> [What the exercise asks] Return every line of the data below word for word, including the punctuation.

> [Source material]
◆ ◆ ◆ ◆ ◆

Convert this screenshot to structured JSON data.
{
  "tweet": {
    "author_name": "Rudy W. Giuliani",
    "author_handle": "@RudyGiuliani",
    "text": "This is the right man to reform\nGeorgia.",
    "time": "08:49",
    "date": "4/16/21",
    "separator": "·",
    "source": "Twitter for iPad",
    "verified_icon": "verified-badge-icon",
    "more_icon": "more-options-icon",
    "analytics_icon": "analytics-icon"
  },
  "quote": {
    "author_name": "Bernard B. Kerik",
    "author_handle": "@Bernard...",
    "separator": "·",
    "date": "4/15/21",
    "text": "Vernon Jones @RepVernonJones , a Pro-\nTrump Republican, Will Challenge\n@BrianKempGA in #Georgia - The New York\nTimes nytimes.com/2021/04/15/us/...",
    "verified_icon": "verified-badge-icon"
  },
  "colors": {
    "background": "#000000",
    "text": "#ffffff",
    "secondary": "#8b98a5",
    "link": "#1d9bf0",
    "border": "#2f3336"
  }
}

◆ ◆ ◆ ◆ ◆

> [The answer]
Convert this screenshot to structured JSON data.
{
  "tweet": {
    "author_name": "Rudy W. Giuliani",
    "author_handle": "@RudyGiuliani",
    "text": "This is the right man to reform\nGeorgia.",
    "time": "08:49",
    "date": "4/16/21",
    "separator": "·",
    "source": "Twitter for iPad",
    "verified_icon": "verified-badge-icon",
    "more_icon": "more-options-icon",
    "analytics_icon": "analytics-icon"
  },
  "quote": {
    "author_name": "Bernard B. Kerik",
    "author_handle": "@Bernard...",
    "separator": "·",
    "date": "4/15/21",
    "text": "Vernon Jones @RepVernonJones , a Pro-\nTrump Republican, Will Challenge\n@BrianKempGA in #Georgia - The New York\nTimes nytimes.com/2021/04/15/us/...",
    "verified_icon": "verified-badge-icon"
  },
  "colors": {
    "background": "#000000",
    "text": "#ffffff",
    "secondary": "#8b98a5",
    "link": "#1d9bf0",
    "border": "#2f3336"
  }
}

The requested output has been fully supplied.